  1. Docs are correct. When using lightmap resolution of 4, your object will occupy 2x2 texels area in lightmap, and therefore, your grid spacing in content creation package would be 1/(4-2)=0.5, and offset of -0.5/(4-2)=-0.25

  2. While there is no explicit requirement for individual light map sizes to be power of two, it is the only way to guarantee, that borders of whatever your unwrap contains always land on texel center.

On practice, quite often both are skippable in favor of authoring speed, where it does not bring sufficient issues in.

Hi Deathrey, thank you for clarifying this.

I just did not get that offset, could you explain further, what you mean?

I did a small test with a quick and dirty lightmap UV layout for Resolution 16 - authoring with raster of 14x14 - works perfect.

Even when authoring UVs for correct alignment in Blender, if later using Overwrite in mesh editor to a higher resolution does break the alignment then as well. But as you say, this is often skippable, so it looks like testing and choosing the correct approach. And with higher resolution, it should be less noticable as well.

Thanks again

I just did not get that offset
You are supposed to snap UVs to texel centers.

Hmm, that would mean my example is wrong, because I used “snap to corner”? Going for “center snap” now:


Thanks a lot for that hint.
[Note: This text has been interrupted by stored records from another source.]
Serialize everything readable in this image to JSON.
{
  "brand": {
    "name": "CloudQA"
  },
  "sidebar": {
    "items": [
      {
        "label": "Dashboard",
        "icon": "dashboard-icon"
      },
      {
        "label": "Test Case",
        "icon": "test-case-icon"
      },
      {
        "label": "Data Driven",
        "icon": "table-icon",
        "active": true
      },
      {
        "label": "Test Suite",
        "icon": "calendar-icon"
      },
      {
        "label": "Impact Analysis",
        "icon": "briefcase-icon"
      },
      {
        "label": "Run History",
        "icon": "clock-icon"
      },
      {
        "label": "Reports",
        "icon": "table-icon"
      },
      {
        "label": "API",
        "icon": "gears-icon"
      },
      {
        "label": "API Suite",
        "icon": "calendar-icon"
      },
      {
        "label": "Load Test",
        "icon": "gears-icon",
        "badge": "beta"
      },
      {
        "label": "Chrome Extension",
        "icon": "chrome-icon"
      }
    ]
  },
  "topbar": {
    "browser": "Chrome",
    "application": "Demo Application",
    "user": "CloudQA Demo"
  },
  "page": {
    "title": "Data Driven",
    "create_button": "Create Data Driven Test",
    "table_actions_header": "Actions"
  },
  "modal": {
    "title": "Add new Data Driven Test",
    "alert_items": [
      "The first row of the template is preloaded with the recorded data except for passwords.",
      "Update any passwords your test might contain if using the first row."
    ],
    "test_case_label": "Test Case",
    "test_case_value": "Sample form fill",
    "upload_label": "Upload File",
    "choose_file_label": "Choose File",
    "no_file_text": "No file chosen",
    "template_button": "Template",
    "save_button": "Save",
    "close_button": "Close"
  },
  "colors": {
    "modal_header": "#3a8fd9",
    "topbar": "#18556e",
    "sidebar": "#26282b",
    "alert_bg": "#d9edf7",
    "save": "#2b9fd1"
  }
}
It’s an inherent issue with the power of 2 methodology. Do architects use it in blueprints and outlines? Not so. It’s because extrapolating resolution to a mesh that is non-conforming to the power of 2 multiples doesn’t often fit correctly. When scaling, it’s not simply doubling the texel coverage, which would imply it to mathematically fit. It’s similar to the difference between adding 16 to 16, and adding a 1 to the exponent of 2^4…after having applied the 2d texture. There’s actual algebra or even calculus involved, not all simple arithmetic.